Today I am officially 'not working', however as I stood up to my elbows in scalding water, scrubbing out bottles and contemplating the kitchen nightmare that is the inevitable result of family breakfast I began to ponder just what the meaning of work is. After all when I am working I pay someone else to do what I do when I'm not working, so really doesn't this just mean I am on call in one way or another 24/7, 7/7, 365?
A typical 'not working' day pans out as follows:
Get up, dress some configuration of our four children with the help of husband, cajole big boys to brush their teeth (that's on a good day, on a bad day I just say 'Sod it, they're only baby teeth, they'll fall out anyway), feed babies milk, feed babies breakfast, scream at big boys to eat their breakfast as we are as ever, in a hurry. Change son number two's clothes as he has spilt jam/milk/chocolate spread/bodily fluids all down himself. Make packed lunch, force son number one into school shoes and out the door with husband who is working.
Force son number two into school shoes, coat and out of the door whilst simultaneously strapping babies into double buggy to walk him to nursery. Walk home with babies, clear up breakfast chaos and start the first wash of the day. Put babies back to bed for a nap, whether they want one or not, so I can fold washing, do some cooking, sneak in a little clandestine work/blogging, have a shower and get dressed properly.

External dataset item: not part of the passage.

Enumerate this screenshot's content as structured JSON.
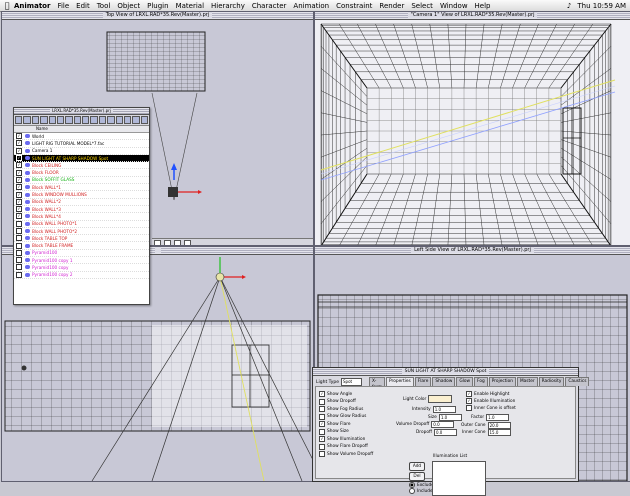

Get babies up, feed them milk and lunch (hopefully home cooked, see above, but more often than not overpriced organic goo from a pot). Take babies for a walk to pick up son number two. Park number two in front of a DVD to recover from nursery, entertain babies, provide unending drinks and snacks for the TV watcher. Bundle up all three into pushchair, coat, shoes for arduous walk to pick up son number one from school. Spend the journey explaining to son number one just why the babies can't walk so he can go in the pushchair because his legs are tired. It must be exhausting all that Ben 10 watching, poor lamb.
Collect son number one, walk home with not one, but two, sons complaining of aching legs, thirst, hunger and general discontent. Try to avoid the corner shop which seems to stock the world's largest supply of E-number laden sweets and ruinously expensive magazines adorned with flimsy toys which break the instant they are unstuck from the cover resulting in tears of despair all round.
Park son number one in front of his computer to recover from the stresses of school. Try to persuade son number two to play upstairs or outside as he has already mainlined enough TV to cover his weekly quota. Fail abysmally and comfort myself that at least they are both quiet. Amuse the babies by dangling toys in front of them and smiling at them for about a nanosecond before I get bored with that and embark on yet more laundry and tidying.
Feed the babies milk and tea, while fielding the older boys pleas that despite the mountain of biscuits, juice, dried fruit and yoghurts they have consumed since coming home they are now at the brink of starvation and require feeding NOW. Cook big boys tea only for them to refuse to eat most of it on the grounds that it might actually be good for them, and this despite the imminent starvation of just moments ago.
Scrape remains of tea into the bin, tidy up chaos left on the table, floor, chairs and toilet (don't ask) following tea time.
Bath babies and big boys, a wet and perilous affair only leavened by husband's possible early arrival back home to lend a pair of hands. Dry children, easy with babies, a wild chase around the house with big boys. Cram all four into pyjamas, brush teeth for those who have them, read the babies a story and put them to bed. Read the big boys a story to the accompaniment of blood curdling screams which are the only way twin one seems able to lull himself to sleep.
Put son two to bed, for the first time of the night. He will inevitably be up later in search of water/company/reassurance following a scary dream. Son number one trails downstairs to force us to watch children's TV for even longer or pursue an endless conversation about super powers. Sink my first glass of wine, order a takeaway, collapse onto the sofa and hand over the reins to my husband.
Compare this to a working day where I hand over most of the above to someone else who is paid to do it and spend the day on the phone and tapping away at my keyboard and I think that perhaps I should split my week more accurately into days when I am paid, and days when I am not, as this sure doesn't feel like a day off to me.